Hey guys, Kevin Goetz here again with another free lesson.
I've heard quite a few people complain about metal's lack of "dynamics" in the traditional sense of the word, because modern mastering tends to entail smashing a mix's volume peaks into oblivion so we can sneak out just a tiny bit more overall volume, because apparently everyone wants the loudest damn album ever made.
But metal can still be written in a way that FEELS dynamic, even if we can't rely on changing volume levels to convey this sense. Instead, it has to be done through increasing or decreasing the level of intensity in our arrangements.
In quick summary, more intensity means higher pitches, faster tempos, more notes, and denser arrangement, while less intensity means lower pitches, slower tempos, fewer notes, and sparser arrangements. In terms of individual instrumentation tricks, look at tremolo picking, blast beats, double kick runs, and heavy usage of cymbals to increase intensity.

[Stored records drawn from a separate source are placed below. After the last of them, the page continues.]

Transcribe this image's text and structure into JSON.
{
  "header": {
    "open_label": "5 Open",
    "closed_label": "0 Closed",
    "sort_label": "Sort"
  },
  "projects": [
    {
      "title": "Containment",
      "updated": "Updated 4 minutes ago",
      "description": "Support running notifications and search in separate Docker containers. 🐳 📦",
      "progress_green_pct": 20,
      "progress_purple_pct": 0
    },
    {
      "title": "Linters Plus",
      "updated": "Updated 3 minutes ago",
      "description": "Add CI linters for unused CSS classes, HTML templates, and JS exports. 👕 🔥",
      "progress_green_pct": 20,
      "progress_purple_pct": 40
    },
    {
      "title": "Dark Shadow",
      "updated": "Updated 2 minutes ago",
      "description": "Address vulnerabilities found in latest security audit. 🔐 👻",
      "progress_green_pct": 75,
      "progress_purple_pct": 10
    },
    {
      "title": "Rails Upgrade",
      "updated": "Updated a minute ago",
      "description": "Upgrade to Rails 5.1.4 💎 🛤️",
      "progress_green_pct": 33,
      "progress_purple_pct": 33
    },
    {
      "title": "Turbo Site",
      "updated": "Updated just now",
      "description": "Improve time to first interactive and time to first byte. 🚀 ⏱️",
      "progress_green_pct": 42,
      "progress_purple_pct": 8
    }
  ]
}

For a much more in-depth analysis of this concept, take a look at this video I've prepared that dives much further into the idea, and provides audio examples so you can hear the rising and falling intensity for yourself.